Sensor size = 1 / 2.3, 4:3 aspect ratio, BSI CMOS, 12MP with sensor shift image stabilization.


It also has a standard hotshoe for external flash


Full control with P/Av/Tv/M modes (in the Sony world they would be called P/A/S/M)


All that packed into a pacakge that is slightly shorter than an IKEA cup

Don’t let the small size or toy-like appearance fool you, this camera has DSLR-level controls. This camera now meets 2/3 of my requirements.

Small but fully loaded


21 scene modes


11 digital filters that can each be adjusted


11 color filters that can each be adjusted

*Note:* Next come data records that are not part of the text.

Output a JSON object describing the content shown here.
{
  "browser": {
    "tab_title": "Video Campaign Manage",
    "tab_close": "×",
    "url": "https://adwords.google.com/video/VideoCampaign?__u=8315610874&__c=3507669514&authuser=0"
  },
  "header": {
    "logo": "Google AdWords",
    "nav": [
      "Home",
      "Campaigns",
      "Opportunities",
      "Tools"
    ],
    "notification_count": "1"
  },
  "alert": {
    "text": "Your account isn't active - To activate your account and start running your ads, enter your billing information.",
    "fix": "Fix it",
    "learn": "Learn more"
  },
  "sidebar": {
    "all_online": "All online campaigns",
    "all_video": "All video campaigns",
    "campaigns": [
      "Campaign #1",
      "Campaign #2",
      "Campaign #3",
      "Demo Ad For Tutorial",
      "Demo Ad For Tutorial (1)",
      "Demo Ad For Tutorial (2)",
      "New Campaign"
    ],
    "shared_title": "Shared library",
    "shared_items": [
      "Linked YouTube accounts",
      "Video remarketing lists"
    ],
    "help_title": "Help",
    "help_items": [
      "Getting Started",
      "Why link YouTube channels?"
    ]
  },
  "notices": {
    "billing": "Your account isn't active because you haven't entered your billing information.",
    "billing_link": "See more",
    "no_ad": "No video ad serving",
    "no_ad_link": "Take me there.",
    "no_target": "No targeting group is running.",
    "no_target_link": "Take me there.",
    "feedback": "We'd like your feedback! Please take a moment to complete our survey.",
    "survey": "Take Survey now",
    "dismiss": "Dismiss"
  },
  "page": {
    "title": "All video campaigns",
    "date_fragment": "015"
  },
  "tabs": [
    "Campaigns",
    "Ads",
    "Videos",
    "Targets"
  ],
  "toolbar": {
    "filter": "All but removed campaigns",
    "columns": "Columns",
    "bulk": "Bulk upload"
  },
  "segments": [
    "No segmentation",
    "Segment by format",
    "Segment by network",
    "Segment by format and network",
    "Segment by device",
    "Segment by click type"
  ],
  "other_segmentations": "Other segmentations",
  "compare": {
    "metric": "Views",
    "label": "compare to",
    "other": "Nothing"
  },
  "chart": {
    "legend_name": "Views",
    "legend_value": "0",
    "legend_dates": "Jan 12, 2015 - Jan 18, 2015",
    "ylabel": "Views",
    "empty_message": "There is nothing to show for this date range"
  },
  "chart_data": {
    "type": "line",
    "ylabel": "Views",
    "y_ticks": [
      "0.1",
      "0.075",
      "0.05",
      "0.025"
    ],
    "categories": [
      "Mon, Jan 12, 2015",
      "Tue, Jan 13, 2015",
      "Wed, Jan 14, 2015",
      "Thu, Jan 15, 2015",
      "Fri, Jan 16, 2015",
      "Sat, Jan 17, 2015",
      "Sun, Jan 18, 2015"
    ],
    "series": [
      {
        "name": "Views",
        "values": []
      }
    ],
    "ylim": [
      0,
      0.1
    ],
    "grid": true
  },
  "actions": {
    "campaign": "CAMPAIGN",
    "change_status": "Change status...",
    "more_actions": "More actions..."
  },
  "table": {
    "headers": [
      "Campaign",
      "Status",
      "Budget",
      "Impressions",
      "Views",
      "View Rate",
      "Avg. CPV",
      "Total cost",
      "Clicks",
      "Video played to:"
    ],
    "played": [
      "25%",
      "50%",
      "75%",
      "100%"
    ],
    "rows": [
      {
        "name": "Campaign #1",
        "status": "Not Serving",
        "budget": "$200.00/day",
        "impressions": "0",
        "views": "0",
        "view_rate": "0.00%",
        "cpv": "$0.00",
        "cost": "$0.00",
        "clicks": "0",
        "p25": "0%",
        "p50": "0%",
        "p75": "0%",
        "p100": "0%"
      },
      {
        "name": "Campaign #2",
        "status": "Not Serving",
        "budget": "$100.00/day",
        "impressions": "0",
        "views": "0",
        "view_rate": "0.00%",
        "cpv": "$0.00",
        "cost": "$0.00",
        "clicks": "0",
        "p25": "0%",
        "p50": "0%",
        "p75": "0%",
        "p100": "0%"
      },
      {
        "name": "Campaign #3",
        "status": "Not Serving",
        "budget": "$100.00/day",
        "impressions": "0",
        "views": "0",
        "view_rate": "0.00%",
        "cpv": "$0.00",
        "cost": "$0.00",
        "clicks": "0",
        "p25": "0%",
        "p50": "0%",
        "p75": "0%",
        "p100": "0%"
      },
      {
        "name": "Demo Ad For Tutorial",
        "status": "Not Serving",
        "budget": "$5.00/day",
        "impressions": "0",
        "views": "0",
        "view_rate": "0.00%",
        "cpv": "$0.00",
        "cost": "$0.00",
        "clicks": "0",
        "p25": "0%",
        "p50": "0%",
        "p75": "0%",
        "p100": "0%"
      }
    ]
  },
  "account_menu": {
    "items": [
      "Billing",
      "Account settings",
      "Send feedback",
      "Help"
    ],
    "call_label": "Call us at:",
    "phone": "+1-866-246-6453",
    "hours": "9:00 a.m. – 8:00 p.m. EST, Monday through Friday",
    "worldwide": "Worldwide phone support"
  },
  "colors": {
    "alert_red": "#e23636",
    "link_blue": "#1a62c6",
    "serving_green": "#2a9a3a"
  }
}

High dynamic range, multiple exposure shots, interval shooting (timelapse) all here.

DSLR-like manual controls + 21 scene modes + 11 adjustable digital filters + 11 adjustable color filters + HDR + ME + time lapse. Fully loaded indeed.

More filters


See that mysterious dial? That is a dial for filters so you can get to them quickly!


Yup, this camera has nine more filters that you can assign exclusively to the front dial.

Theoretically perfect

– Cheap, check.

– Has manual controls, check.

– Small and fun to use casually, check.

But is it practically perfect? Let’s find out in the test shots.

Test shots


1/80 @ f2.8 ISO 125 – Social setting, just put the camera in auto and enjoy the moment.

Deserts at Duchess bake shop with friends. Camera in full auto mode.


1/1250 @ f2.8 ISO 125 – Physical shutter test

At anything slower than 1/2000, it uses a physical shutter.


1/5000 @ f2.8 ISO 400 – Electronic shutter test

At anything faster than 1/2000, it uses an electronic shutter, up to 1/8000.


1/3200 @ f4.5 ISO 500 – Here we want a fast shutter speed to freeze the bee. I chose 1/3200 fairly arbitrarily but it did what it supposed to do. The bee was frozen.


1/4000 @ f2.8 ISO 250 – Here’s the fun part! Filters! This one is called tone expansion.


1/8000 @ f2.8 ISO 250 – Unicolor bold, you can really get creative with these filters.


1/1600 @ f2.8 ISO 125 – Cross process


1/50 @ f4.5 ISO 6400 – Here we can see the limitations of the small sensor; however, combined with a filter (tone expansion here) the shot is actually not bad.

Conclusion

I got what I wanted! This camera is capable of being a compact camera that is fun to use day to day. As in the auto-mode is fine, filters are fun and even better when you have quick access to four of them with the quick dial in front.

When we really need it, the full manual controls are there.

The smaller sensor does become a problem in lower light situations with noticeable image noise after ISO 800.

Overall a great camera that is small and easy to bring with you, yet delivering image quality that is above what you will find in a phone camera.

Bubble Waffle (ι·„θ›‹δ»”) Attempt #idonotknowanymore

I’ve been rapidly prototyping so many bubble waffles lately I’ve lost count what number is this. As of now, the fridge contains materials to make ~30 more.

Under the advice from a person from Macau, I’ve further refined the formula and it’s getting really close taste wise. As a nice bonus, it is also getting pretty close looks wise!